Now I am beginning to get upset, I know the medical profession is cutting corners, everyone is saying Medicare is losing money and the Health insurance companies are grabbing whatever they can. It is reasons like this that the health care industry is so Fraked up right now:
1) They prey on all citizens, elders more than anything and more so at the beginning of the year so they can grab whatever deductable they can from the patient. Thus putting their victims in a larger financial hole than they are already in. And if they have trouble paying the $5000.00 bill they raise the prices of everyone’s insurance.
2) They waste their time and the patient’s time on useless tests. I don’t know how many they gave her and I won’t until I get the bill, but the only thing they found was the infection which they figured out in less than an hour. Come on.
3) Her, and then the insurance company, are going to be charged for a private room (which she did not ask for) until Noon on Tuesday, which she wasn’t using since 9pm Monday. I am sure that after an hour or more cleaning it they will have another patient laying in it. That means they are getting paid twice from two different patients for the same room for at least a day.
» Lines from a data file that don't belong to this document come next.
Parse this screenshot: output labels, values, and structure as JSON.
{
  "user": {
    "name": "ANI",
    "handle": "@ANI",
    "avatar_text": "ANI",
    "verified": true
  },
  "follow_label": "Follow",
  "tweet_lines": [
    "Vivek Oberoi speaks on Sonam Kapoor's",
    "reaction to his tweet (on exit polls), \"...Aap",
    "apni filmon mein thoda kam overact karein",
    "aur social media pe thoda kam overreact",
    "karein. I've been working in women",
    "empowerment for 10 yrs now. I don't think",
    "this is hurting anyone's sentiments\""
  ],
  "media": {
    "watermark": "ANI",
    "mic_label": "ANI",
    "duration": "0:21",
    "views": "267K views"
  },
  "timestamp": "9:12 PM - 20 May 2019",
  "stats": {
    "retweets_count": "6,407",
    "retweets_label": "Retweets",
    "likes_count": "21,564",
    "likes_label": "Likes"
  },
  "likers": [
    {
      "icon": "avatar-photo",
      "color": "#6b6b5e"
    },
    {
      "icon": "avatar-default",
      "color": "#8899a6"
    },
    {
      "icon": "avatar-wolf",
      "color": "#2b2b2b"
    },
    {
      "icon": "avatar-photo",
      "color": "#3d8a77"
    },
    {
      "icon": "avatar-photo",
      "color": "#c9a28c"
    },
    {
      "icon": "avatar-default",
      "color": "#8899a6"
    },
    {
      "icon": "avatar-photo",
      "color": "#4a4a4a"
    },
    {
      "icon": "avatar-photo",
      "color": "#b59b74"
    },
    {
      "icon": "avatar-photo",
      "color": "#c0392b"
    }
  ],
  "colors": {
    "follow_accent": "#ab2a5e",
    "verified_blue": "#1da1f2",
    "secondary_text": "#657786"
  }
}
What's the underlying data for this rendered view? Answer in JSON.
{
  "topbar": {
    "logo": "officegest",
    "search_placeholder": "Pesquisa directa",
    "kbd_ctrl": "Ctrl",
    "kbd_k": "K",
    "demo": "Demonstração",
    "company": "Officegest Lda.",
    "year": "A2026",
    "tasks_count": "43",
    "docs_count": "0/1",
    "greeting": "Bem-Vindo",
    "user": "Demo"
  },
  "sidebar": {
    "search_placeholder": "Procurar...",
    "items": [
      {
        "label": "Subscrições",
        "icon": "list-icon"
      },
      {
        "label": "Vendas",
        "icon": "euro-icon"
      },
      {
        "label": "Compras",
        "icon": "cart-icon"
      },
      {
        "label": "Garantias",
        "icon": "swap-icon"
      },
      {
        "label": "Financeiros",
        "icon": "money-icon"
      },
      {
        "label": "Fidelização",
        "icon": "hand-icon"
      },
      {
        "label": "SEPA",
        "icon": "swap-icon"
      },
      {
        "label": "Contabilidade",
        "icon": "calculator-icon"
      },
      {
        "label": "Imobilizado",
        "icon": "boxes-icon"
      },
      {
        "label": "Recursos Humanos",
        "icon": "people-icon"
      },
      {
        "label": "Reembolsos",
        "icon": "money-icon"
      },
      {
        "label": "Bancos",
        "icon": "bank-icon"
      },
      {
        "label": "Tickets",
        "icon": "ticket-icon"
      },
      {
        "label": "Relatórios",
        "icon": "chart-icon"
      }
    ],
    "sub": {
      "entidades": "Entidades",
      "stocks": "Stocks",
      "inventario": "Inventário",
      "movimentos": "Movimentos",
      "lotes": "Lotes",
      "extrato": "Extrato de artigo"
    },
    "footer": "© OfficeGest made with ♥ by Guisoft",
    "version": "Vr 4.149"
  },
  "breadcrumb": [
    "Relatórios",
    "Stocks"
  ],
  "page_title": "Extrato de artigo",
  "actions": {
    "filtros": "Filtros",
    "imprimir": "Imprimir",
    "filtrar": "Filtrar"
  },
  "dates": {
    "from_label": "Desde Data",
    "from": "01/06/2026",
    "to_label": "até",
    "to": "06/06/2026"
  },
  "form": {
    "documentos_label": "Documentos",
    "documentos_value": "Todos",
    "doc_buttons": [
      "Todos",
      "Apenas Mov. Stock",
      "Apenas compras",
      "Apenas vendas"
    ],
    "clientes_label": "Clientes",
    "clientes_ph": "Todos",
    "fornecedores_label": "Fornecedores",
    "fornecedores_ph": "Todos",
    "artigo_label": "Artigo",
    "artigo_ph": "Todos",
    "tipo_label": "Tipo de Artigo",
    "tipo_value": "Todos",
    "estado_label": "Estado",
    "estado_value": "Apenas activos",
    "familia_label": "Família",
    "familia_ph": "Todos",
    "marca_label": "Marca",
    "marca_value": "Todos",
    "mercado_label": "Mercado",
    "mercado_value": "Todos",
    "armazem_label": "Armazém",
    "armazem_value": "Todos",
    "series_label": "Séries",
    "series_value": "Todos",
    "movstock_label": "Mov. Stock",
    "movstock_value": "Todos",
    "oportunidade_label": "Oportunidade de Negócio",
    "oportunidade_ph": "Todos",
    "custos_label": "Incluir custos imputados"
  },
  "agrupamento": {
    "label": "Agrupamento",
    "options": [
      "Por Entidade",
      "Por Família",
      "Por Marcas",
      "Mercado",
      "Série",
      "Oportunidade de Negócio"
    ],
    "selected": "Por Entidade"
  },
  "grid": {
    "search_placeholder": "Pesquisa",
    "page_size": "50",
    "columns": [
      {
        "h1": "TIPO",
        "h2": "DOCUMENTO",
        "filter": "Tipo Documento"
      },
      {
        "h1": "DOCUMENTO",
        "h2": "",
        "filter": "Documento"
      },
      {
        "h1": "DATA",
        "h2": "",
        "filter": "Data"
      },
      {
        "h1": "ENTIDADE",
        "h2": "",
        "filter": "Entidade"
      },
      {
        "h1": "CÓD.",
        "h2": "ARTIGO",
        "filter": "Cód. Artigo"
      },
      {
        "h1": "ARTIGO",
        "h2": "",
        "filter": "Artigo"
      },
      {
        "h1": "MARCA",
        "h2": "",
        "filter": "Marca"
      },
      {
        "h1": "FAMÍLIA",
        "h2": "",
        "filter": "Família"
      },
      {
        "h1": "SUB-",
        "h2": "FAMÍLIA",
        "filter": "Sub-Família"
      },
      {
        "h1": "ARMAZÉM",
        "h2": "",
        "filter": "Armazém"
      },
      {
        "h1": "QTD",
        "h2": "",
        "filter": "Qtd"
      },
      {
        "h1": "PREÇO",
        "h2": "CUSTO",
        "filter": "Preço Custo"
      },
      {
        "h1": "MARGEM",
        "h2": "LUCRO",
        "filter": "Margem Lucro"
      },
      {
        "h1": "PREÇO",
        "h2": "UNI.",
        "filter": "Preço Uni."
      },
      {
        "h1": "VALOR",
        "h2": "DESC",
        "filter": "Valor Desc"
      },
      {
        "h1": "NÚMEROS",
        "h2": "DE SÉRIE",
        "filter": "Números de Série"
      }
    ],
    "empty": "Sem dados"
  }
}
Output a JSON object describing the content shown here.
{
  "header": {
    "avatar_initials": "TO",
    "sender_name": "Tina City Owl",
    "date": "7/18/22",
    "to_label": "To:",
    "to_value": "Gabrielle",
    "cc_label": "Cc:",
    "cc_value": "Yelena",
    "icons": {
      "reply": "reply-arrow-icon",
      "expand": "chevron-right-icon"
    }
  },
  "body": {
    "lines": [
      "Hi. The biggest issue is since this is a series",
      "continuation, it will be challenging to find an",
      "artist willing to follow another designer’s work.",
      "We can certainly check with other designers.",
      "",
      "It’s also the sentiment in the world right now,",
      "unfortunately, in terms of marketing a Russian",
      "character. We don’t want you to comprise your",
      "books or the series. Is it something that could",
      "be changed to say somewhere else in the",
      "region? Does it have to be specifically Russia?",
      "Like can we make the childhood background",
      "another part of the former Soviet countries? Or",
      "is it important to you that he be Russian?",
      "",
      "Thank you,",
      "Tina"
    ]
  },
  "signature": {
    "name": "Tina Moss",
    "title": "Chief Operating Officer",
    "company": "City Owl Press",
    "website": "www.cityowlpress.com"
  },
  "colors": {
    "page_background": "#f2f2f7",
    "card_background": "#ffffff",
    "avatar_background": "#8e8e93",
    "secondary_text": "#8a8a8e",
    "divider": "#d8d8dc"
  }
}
Of course this is only the opinion of an outsider looking in; I have no real proof of how the medical profession works. I just like to complain about it.
One good thing, Mom is home, with a borrowed walker that she thinks she needs. She is doing fine. A few other issues have kept me from my writing these last couple of weeks, but I am beginning to get back into the swing. I’m spending a lot of time reading “On Writing” and “The Tarnsman of Gor.” When I can keep my eyes open to read the Gor book anyway.
What are you working on now? What are your distractions?